    (PS – Kendall’s points deserve further consideration, but as I said, many folks have already made up their minds or taken up ‘residence’.)

  2. Summersnow says:

    I apreciate this topic and thoughts and agree that Kendall’s points on the subject need careful consideration. Everyone should take the time to think through and communicate their final wishes to family member or trusted friends. Better yet, write it down, sign it and give copies to those who you are sure will carry out your wishes.

    However, I respectfully disagree with Kendall’s last point in the original article. I do not feel it shows any less respect to consider cost as a factor when making this decision. At this time my husband and I have decided on cremation for the disposal of our remains. After careful consideration of all the other points, cost was considered as well–not as a way to put a price on one’s love and respect, but as good stewardship of our resources and the resources of our families.

    Twice, we as a family have planned pre-need funerals and burials. We thought this would take care of the stress involved at such a sad time and ease the burden for the family while honoring the wishes of the deceased. Both times additional costs were incurred as the original payments did not cover the rising costs of certain items. Both times this ended up distressing the families at a time when emotions were running deep and reasoned thought was difficult. Having had this experience not once, but twice, it is not something we wish to put our dear families through.
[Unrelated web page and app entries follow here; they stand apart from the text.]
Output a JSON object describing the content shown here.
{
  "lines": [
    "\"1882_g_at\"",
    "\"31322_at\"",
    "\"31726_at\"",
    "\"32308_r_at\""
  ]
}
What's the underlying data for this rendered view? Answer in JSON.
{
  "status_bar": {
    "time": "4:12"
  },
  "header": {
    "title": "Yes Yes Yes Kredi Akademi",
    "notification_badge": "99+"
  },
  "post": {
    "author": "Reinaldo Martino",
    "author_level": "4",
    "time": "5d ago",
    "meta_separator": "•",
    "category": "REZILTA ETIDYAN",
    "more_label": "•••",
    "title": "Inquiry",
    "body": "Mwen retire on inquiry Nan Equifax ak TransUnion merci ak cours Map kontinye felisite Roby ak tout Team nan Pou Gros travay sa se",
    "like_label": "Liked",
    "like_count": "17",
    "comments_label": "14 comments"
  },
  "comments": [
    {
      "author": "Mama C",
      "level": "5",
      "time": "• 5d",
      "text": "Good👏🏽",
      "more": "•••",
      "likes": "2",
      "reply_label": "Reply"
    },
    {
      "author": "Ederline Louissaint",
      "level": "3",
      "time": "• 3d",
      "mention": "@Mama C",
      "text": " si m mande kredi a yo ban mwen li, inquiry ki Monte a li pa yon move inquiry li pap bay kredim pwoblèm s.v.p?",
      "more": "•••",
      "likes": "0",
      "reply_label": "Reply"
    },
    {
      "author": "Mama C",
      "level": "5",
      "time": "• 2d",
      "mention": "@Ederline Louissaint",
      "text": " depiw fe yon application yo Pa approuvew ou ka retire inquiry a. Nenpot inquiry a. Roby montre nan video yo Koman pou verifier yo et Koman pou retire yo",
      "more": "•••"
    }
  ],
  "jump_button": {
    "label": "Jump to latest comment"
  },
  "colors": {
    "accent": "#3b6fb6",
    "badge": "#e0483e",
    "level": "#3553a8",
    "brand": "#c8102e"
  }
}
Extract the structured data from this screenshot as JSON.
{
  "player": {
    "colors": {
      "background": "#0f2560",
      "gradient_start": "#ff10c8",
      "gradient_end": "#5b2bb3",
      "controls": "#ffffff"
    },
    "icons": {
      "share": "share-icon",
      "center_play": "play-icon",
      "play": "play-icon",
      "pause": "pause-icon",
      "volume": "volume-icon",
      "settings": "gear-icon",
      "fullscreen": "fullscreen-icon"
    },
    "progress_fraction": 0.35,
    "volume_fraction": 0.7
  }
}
    As for our final resting place, our remains will be interred in a single burial plot, near our dear families in our local cemetery. There is too much risk involved to do otherwise.